When he decided to quit the band after about 20 years and that the other guys couldn't use the name since he was no longer gonna be in the band, I lost a lot of respect for him. It was as if one kid decided the other kids couldn't play ball any more because he felt he owned the ball. Of course, I didn't want the band to split, loving the music, so I naturally supported the other guys in the feud. I'll never forget, standin' in line at the mall to get Pink Floyd tickets, talkin' to some other guy about how Waters new music sucked and Gilmore was our man. It seemed clear then who the real key figures in Pink Floyd were.

The notion Waters put out at the time, that his exit from the band was like John Lennon and Paul McCartney leaving the Beatles, sounded like extreme arrogance on his part. Of course, in retrospect, I can see his point. He was definitely the boy genius behind this great music, particularly after Syd Barrett went nuts and was shunted aside, replaced by David Gilmore. But it occurs to me now that nether Lennon or McCartney ever produced music on their own on a par with the stuff they collaborated on with the Beatles.
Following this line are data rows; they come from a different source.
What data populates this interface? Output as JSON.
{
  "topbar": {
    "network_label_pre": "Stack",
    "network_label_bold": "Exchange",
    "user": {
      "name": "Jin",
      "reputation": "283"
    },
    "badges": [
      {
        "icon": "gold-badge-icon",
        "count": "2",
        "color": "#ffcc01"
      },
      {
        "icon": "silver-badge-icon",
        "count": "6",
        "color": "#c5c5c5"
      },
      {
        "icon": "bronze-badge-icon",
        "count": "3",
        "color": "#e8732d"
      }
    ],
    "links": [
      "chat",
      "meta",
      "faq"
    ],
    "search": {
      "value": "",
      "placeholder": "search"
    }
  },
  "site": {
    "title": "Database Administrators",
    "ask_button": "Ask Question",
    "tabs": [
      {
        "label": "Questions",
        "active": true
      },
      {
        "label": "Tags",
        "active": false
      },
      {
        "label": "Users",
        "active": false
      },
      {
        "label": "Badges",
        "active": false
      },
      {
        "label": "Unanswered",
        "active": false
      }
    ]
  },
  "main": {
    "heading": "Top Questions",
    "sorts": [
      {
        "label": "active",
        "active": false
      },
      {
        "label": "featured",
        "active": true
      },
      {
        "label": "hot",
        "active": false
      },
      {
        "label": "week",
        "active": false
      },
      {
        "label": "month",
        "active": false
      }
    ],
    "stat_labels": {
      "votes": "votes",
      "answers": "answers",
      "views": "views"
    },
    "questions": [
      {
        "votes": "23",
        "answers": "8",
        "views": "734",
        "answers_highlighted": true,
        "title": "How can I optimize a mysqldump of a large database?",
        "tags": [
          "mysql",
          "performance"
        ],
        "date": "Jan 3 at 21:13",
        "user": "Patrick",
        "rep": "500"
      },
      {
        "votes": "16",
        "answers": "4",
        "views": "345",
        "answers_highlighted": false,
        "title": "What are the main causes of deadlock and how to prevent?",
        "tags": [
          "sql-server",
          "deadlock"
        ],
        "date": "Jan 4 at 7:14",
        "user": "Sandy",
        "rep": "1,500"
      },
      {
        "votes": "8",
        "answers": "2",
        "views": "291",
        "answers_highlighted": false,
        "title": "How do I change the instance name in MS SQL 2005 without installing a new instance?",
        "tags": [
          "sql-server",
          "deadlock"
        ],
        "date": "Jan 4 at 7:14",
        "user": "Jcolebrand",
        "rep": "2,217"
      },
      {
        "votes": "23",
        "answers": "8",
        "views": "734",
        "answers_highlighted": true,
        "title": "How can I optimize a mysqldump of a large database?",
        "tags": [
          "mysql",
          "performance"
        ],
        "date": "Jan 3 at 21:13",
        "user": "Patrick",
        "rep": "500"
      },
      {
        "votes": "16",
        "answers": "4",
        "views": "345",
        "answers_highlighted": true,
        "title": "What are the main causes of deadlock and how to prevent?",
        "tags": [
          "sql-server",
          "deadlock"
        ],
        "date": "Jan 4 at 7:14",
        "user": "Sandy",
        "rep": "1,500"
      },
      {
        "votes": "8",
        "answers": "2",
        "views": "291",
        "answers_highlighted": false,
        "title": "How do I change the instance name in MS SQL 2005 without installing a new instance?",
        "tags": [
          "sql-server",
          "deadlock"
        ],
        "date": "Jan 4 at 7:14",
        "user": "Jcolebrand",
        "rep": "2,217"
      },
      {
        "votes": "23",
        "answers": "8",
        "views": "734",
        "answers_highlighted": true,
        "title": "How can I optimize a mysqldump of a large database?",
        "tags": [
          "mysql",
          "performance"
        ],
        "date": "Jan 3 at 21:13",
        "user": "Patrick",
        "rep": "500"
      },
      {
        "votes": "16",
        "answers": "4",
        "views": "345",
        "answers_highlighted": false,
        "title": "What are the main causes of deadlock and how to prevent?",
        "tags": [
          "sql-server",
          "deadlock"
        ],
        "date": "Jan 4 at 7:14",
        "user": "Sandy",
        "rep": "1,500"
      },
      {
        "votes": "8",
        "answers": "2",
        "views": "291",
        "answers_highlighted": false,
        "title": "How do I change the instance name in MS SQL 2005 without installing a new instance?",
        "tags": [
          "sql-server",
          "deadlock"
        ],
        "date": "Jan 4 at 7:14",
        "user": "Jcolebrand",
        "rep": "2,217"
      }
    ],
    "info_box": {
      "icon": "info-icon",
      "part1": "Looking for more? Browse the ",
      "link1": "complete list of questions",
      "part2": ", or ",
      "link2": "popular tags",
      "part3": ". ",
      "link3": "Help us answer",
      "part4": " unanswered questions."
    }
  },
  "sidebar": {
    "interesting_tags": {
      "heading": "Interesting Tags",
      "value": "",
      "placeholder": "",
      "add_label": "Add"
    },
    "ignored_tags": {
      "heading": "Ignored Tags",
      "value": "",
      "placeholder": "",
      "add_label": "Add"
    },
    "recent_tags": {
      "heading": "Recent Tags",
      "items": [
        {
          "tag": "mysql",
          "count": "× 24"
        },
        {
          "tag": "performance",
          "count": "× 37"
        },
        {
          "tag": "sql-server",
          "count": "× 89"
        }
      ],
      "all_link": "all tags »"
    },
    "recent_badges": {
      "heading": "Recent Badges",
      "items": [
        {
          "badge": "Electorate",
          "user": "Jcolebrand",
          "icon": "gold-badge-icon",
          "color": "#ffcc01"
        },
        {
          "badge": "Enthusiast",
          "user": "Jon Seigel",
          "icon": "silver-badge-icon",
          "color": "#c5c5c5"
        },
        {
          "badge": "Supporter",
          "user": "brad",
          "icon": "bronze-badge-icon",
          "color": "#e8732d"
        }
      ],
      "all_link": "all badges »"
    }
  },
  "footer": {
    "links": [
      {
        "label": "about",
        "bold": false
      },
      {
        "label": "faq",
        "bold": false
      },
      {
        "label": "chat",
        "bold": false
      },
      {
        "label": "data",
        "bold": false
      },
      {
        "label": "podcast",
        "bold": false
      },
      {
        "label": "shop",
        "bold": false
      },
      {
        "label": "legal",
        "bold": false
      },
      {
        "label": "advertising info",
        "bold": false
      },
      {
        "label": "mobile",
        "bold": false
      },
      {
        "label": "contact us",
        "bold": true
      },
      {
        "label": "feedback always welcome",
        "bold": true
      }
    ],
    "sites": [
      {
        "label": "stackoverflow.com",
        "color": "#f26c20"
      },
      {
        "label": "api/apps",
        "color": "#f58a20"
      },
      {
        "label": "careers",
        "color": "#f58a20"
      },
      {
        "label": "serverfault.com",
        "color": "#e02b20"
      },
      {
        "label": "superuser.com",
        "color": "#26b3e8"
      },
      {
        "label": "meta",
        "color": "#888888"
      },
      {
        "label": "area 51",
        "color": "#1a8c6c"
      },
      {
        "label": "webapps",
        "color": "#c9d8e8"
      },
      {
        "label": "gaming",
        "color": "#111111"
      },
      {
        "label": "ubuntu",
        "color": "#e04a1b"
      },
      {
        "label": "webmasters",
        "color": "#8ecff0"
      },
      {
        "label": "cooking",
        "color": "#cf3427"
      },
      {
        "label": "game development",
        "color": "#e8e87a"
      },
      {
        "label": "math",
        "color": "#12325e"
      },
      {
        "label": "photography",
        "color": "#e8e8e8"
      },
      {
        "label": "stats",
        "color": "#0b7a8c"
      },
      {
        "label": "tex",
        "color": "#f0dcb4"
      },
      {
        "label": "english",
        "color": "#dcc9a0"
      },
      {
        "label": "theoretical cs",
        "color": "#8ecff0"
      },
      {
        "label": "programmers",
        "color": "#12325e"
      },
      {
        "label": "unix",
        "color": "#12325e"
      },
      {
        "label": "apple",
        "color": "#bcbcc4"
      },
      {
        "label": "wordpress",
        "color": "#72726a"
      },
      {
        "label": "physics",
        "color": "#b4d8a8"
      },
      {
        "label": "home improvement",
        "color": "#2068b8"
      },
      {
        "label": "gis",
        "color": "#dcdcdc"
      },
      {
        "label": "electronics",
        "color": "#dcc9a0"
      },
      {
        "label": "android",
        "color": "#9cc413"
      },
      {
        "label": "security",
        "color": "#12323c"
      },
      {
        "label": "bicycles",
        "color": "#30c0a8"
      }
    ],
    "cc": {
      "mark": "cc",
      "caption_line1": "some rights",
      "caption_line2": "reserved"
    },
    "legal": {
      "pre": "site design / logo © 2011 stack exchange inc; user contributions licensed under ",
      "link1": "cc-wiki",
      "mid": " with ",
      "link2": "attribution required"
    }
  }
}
It's as if the parts were not equal to their sum. Maybe Pink Floyd is the same. Only my opinion. Remember, their like assholes. You know.

When he and the Gilmore led version of Floyd both came out with their own albums at about the same time, right after the break-up, it seemed the new Floyd music was light years better than the stuff Waters produced. This concert kinda confirms that fact, with only about two non Floyd tunes in the set list. I still love Gilmore's work, and respect his talent. I love the idea of the old guys are still makin' the music mostly by themselves, without a lot of extra accompaniment. But seeing clips of the DVD of Waters' 2000 concert tour, In The Flesh, convinced me that I had to see his version of the music for myself. My buddy Mushy's report of seeing the concert in Atlanta in 2007 cinched it. I had to see it, no matter what.



In the end, I'm totally happy with what I experienced. It's obvious that Waters is a genius. Perhaps one of the best musicians, lyricists and composers of our time. His politics, evident from the music and the graffiti emblazoned pink porcine spectacle that was towed around the arena, are predictable and forgettable. Growing up the way I did, loving the music, one learns to separate the artists work from their adolescent liberal ramblings. It's like suspending disbelief when yer watching a great movie. It goes with the territory that folks like this, living as they inevitable do, in a privileged cocoon, will have certain predictable feelings, and you can't let them get in the way of enjoying a great guitar solo. It's just stupid to do that. Who cares what he thinks about Iraq? He's just a friggin' musician!

Anyway, it was a wonderful time. I hope he stays healthy and comes around again in a few years because I'd love to see him again. I'd even pay the big price again. It was well worth it. You get what you pay for, don't ya?

7 comments:

Jerry said...

FHB,
That was a lot of fun. We'll have to do it again some time soon.

Just got back home today. It's cold and rainy in Indiana.

~Fathairybastard~ said...

It was a blast man. Too bad you didn't have a ticket to the show. Email me when you're coming back and we'll do it again. Take care.

Myron said...

Glad you had a great time. Happy to hear you enjoyed the food. Whadjha have, huh, huh? Whadjha have? Sorry we couldn't join you.

~Fathairybastard~ said...

Myron - It wonderful. I did the thing where you could make your own enchiladas. I had one chicken fajita, one beef fajita and one shrimp. Wonderful. The only thing we didn't try was the queso dip. Next time. Thanks again man. Denise and I want to go down there again and check out the mall. We'll have to hook up with you then.

Mushy said...

Rock on my brother!

A great summary...although I know very well that you can't put the experience into words...you have to feel it to understand the draw!

Great shots - they look professional to me man! I love them and am glad that you got to sit so close. I hope I get another opportunity to and maybe sit that close.

I'll have another beer and crank up the tunes now!

pat houseworth said...

See the whiskers are coming back!

phlegmfatale said...

wow - what an incredible time you had! I'm glad you got to see RW on this tour. Happy for ya!